··· SUPPLIED INFORMATION

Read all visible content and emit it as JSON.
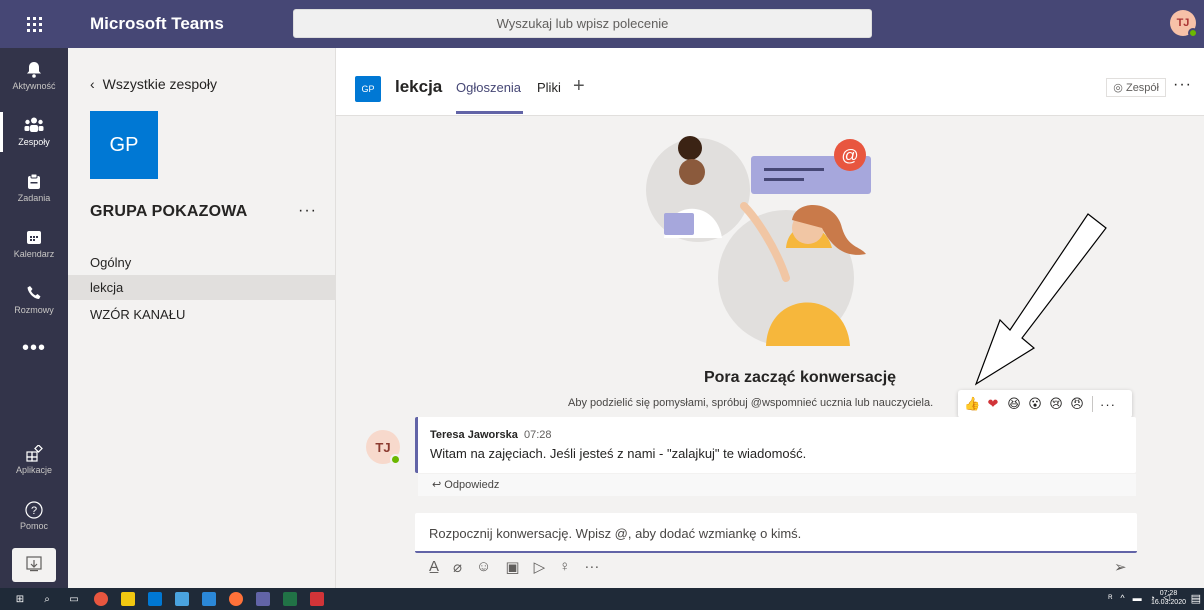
{
  "app": {
    "title": "Microsoft Teams",
    "search_placeholder": "Wyszukaj lub wpisz polecenie",
    "user_initials": "TJ"
  },
  "rail": {
    "items": [
      {
        "label": "Aktywność",
        "icon": "bell-icon"
      },
      {
        "label": "Zespoły",
        "icon": "teams-icon"
      },
      {
        "label": "Zadania",
        "icon": "assignments-icon"
      },
      {
        "label": "Kalendarz",
        "icon": "calendar-icon"
      },
      {
        "label": "Rozmowy",
        "icon": "phone-icon"
      }
    ],
    "more": "•••",
    "bottom": [
      {
        "label": "Aplikacje",
        "icon": "apps-icon"
      },
      {
        "label": "Pomoc",
        "icon": "help-icon"
      }
    ]
  },
  "team_panel": {
    "back_label": "Wszystkie zespoły",
    "team_initials": "GP",
    "team_name": "GRUPA POKAZOWA",
    "more": "···",
    "channels": [
      {
        "name": "Ogólny",
        "selected": false
      },
      {
        "name": "lekcja",
        "selected": true
      },
      {
        "name": "WZÓR KANAŁU",
        "selected": false
      }
    ]
  },
  "channel": {
    "initials": "GP",
    "title": "lekcja",
    "tabs": [
      {
        "label": "Ogłoszenia",
        "active": true
      },
      {
        "label": "Pliki",
        "active": false
      }
    ],
    "add_tab": "+",
    "team_button": "Zespół",
    "more": "···"
  },
  "conversation": {
    "title": "Pora zacząć konwersację",
    "subtitle": "Aby podzielić się pomysłami, spróbuj @wspomnieć ucznia lub nauczyciela."
  },
  "reactions": [
    "👍",
    "❤",
    "😆",
    "😮",
    "😢",
    "😠"
  ],
  "message": {
    "avatar": "TJ",
    "author": "Teresa Jaworska",
    "time": "07:28",
    "text": "Witam na zajęciach. Jeśli jesteś z nami - \"zalajkuj\" te wiadomość.",
    "reply": "Odpowiedz"
  },
  "compose": {
    "placeholder": "Rozpocznij konwersację. Wpisz @, aby dodać wzmiankę o kimś."
  },
  "taskbar": {
    "time": "07:28",
    "date": "16.03.2020"
  },
  "colors": {
    "brand": "#464775",
    "accent": "#6264a7",
    "rail": "#33344a",
    "tile": "#0078d4"
  }
}
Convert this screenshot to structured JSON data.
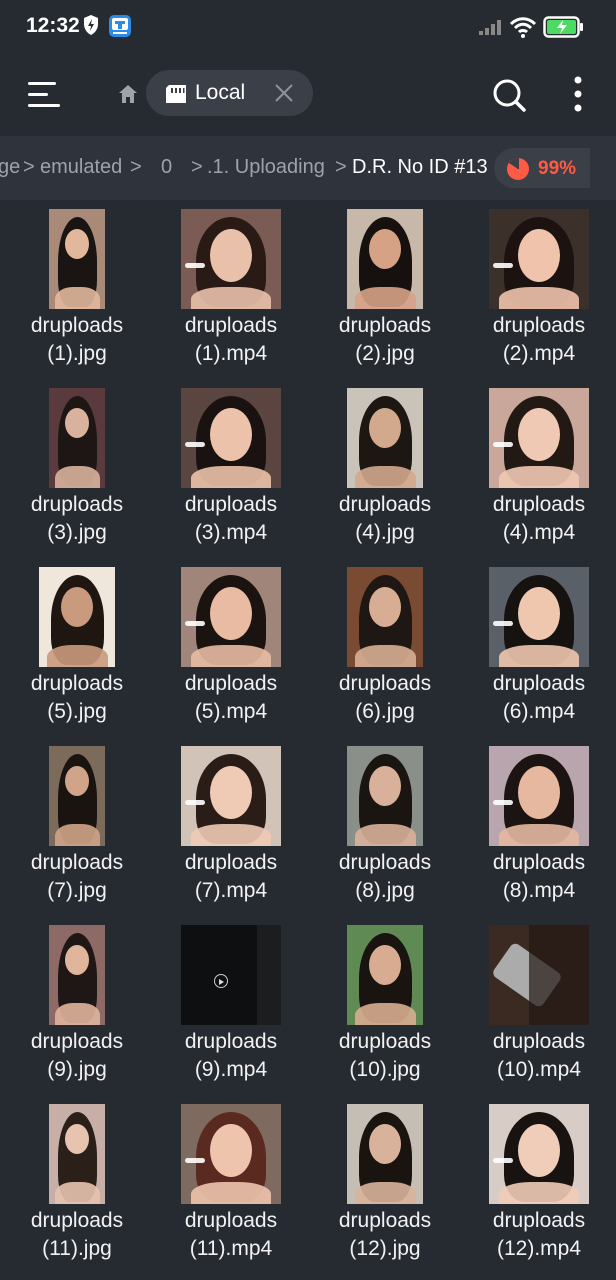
{
  "status_bar": {
    "time": "12:32",
    "icons": [
      "shield-icon",
      "app-notification-icon",
      "signal-icon",
      "wifi-icon",
      "battery-charging-icon"
    ]
  },
  "app_bar": {
    "menu_icon": "hamburger-menu-icon",
    "home_icon": "home-icon",
    "location_chip": {
      "label": "Local",
      "icon": "sd-card-icon",
      "close_icon": "close-icon"
    },
    "search_icon": "search-icon",
    "more_icon": "more-vertical-icon"
  },
  "breadcrumb": {
    "items": [
      "ge",
      "emulated",
      "0",
      ".1. Uploading",
      "D.R. No ID #13"
    ],
    "storage_usage": "99%",
    "colors": {
      "usage": "#ff5a44"
    }
  },
  "files": [
    {
      "line1": "druploads",
      "line2": "(1).jpg",
      "kind": "image",
      "bg": "#a98a78",
      "skin": "#e2b89c",
      "hairc": "#1a1412"
    },
    {
      "line1": "druploads",
      "line2": "(1).mp4",
      "kind": "video",
      "bg": "#7b5c54",
      "skin": "#e9c1ab",
      "hairc": "#2a1a15"
    },
    {
      "line1": "druploads",
      "line2": "(2).jpg",
      "kind": "image",
      "bg": "#c8b8aa",
      "skin": "#d6a286",
      "hairc": "#16110f"
    },
    {
      "line1": "druploads",
      "line2": "(2).mp4",
      "kind": "video",
      "bg": "#3c302b",
      "skin": "#efc3ac",
      "hairc": "#1c1310"
    },
    {
      "line1": "druploads",
      "line2": "(3).jpg",
      "kind": "image",
      "bg": "#5b3a3e",
      "skin": "#d8b29c",
      "hairc": "#1d1615"
    },
    {
      "line1": "druploads",
      "line2": "(3).mp4",
      "kind": "video",
      "bg": "#5a4540",
      "skin": "#ecc2aa",
      "hairc": "#1a1210"
    },
    {
      "line1": "druploads",
      "line2": "(4).jpg",
      "kind": "image",
      "bg": "#c9c3b9",
      "skin": "#d3a98d",
      "hairc": "#1d1713"
    },
    {
      "line1": "druploads",
      "line2": "(4).mp4",
      "kind": "video",
      "bg": "#c9a79a",
      "skin": "#f0c9b4",
      "hairc": "#221814"
    },
    {
      "line1": "druploads",
      "line2": "(5).jpg",
      "kind": "image",
      "bg": "#efe7dc",
      "skin": "#c99a7d",
      "hairc": "#1f1612"
    },
    {
      "line1": "druploads",
      "line2": "(5).mp4",
      "kind": "video",
      "bg": "#9f857a",
      "skin": "#e8bba2",
      "hairc": "#1b1310"
    },
    {
      "line1": "druploads",
      "line2": "(6).jpg",
      "kind": "image",
      "bg": "#7a4b33",
      "skin": "#d7ae93",
      "hairc": "#1f1713"
    },
    {
      "line1": "druploads",
      "line2": "(6).mp4",
      "kind": "video",
      "bg": "#596068",
      "skin": "#eec7ae",
      "hairc": "#161210"
    },
    {
      "line1": "druploads",
      "line2": "(7).jpg",
      "kind": "image",
      "bg": "#7c6b5b",
      "skin": "#cfa488",
      "hairc": "#1a1411"
    },
    {
      "line1": "druploads",
      "line2": "(7).mp4",
      "kind": "video",
      "bg": "#d1c3b8",
      "skin": "#efcbb5",
      "hairc": "#2a1d17"
    },
    {
      "line1": "druploads",
      "line2": "(8).jpg",
      "kind": "image",
      "bg": "#8a8f8a",
      "skin": "#d9b09a",
      "hairc": "#1b1512"
    },
    {
      "line1": "druploads",
      "line2": "(8).mp4",
      "kind": "video",
      "bg": "#b9a5ad",
      "skin": "#e6b8a0",
      "hairc": "#1c1412"
    },
    {
      "line1": "druploads",
      "line2": "(9).jpg",
      "kind": "image",
      "bg": "#8e6a66",
      "skin": "#e0b59c",
      "hairc": "#1f1715"
    },
    {
      "line1": "druploads",
      "line2": "(9).mp4",
      "kind": "video-dark",
      "bg": "#0e0f10",
      "skin": "",
      "hairc": ""
    },
    {
      "line1": "druploads",
      "line2": "(10).jpg",
      "kind": "image",
      "bg": "#5f8a54",
      "skin": "#d8ac90",
      "hairc": "#1a1411"
    },
    {
      "line1": "druploads",
      "line2": "(10).mp4",
      "kind": "video-dark",
      "bg": "#3a2a22",
      "skin": "",
      "hairc": ""
    },
    {
      "line1": "druploads",
      "line2": "(11).jpg",
      "kind": "image",
      "bg": "#c7aea6",
      "skin": "#e7c3b0",
      "hairc": "#2b1f1a"
    },
    {
      "line1": "druploads",
      "line2": "(11).mp4",
      "kind": "video",
      "bg": "#7f6a60",
      "skin": "#eec4ad",
      "hairc": "#5a2a20"
    },
    {
      "line1": "druploads",
      "line2": "(12).jpg",
      "kind": "image",
      "bg": "#c5beb4",
      "skin": "#d8b29b",
      "hairc": "#1a1411"
    },
    {
      "line1": "druploads",
      "line2": "(12).mp4",
      "kind": "video",
      "bg": "#d8cdc6",
      "skin": "#efcdb8",
      "hairc": "#181210"
    }
  ]
}
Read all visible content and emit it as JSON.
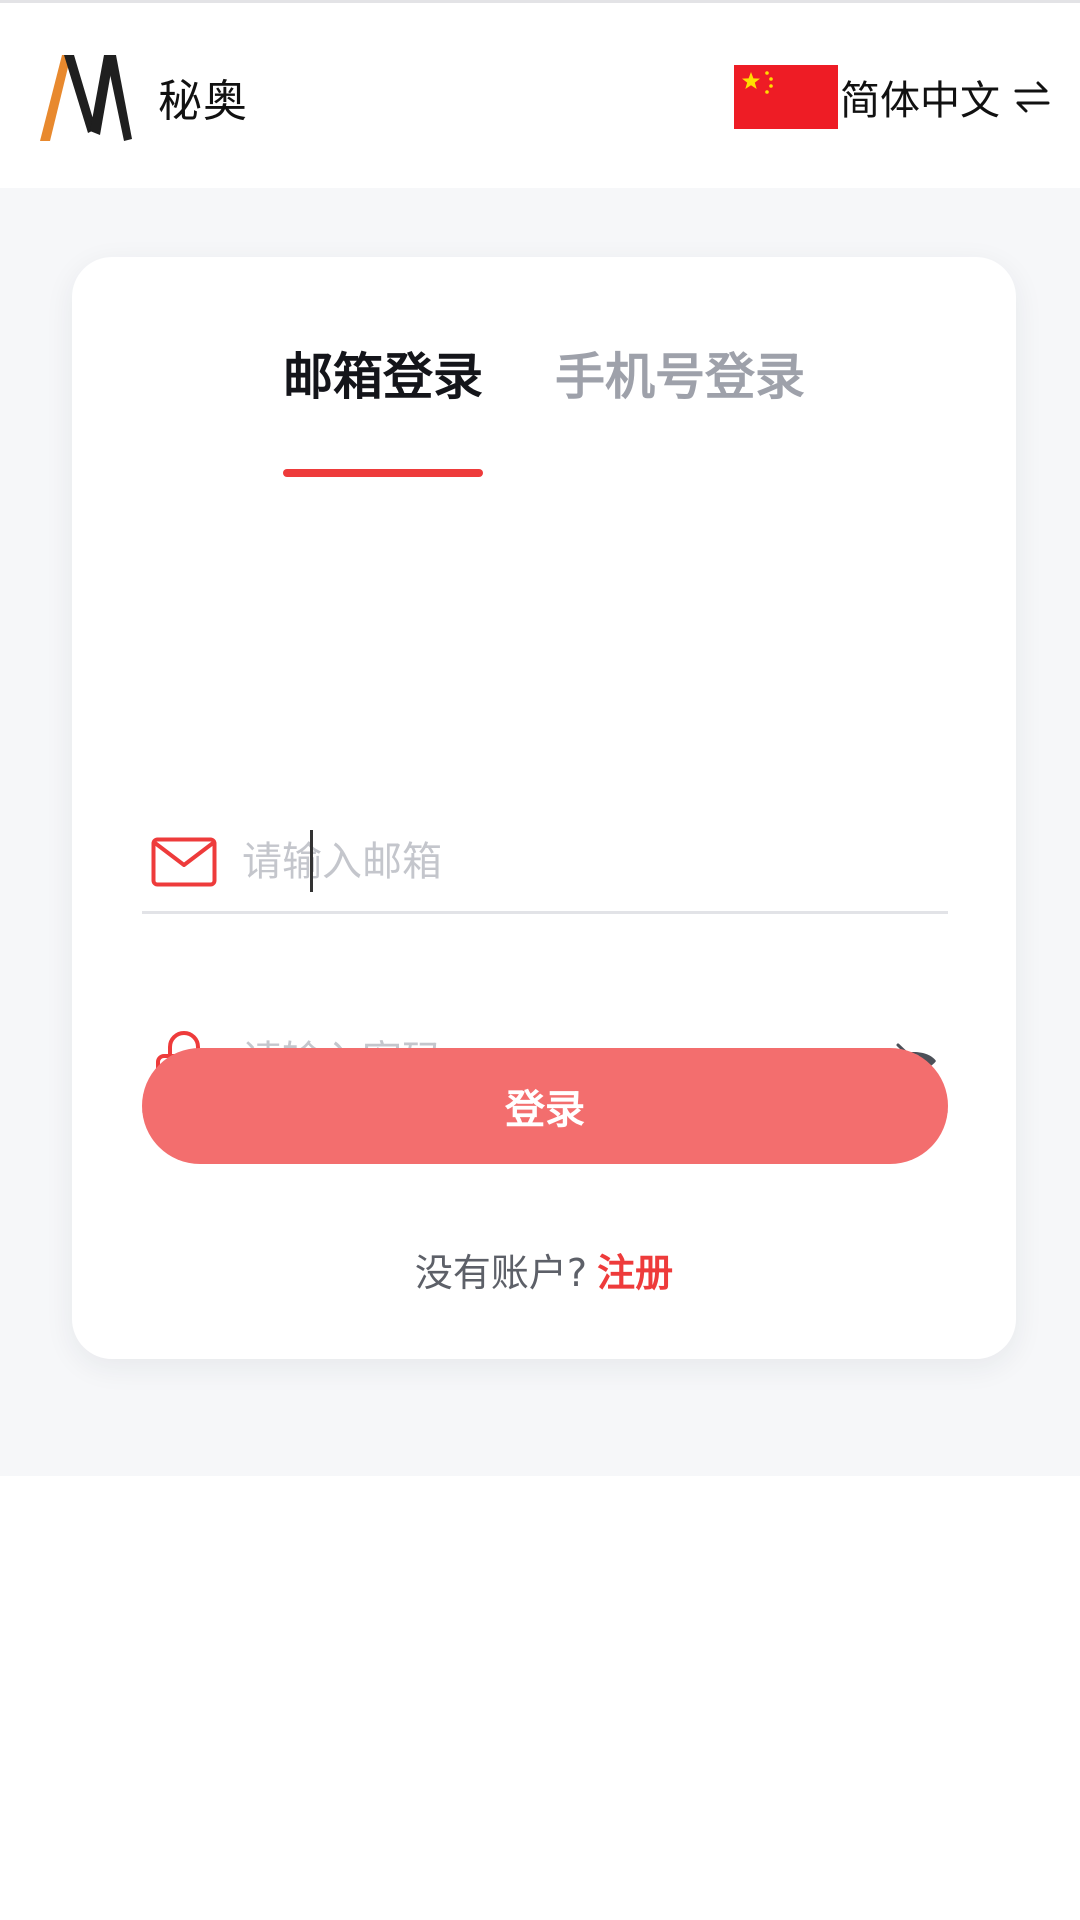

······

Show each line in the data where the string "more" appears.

    "more": "•••",
    "more": "···",
    "more": "···"
    "more_icon": "more-vertical-icon"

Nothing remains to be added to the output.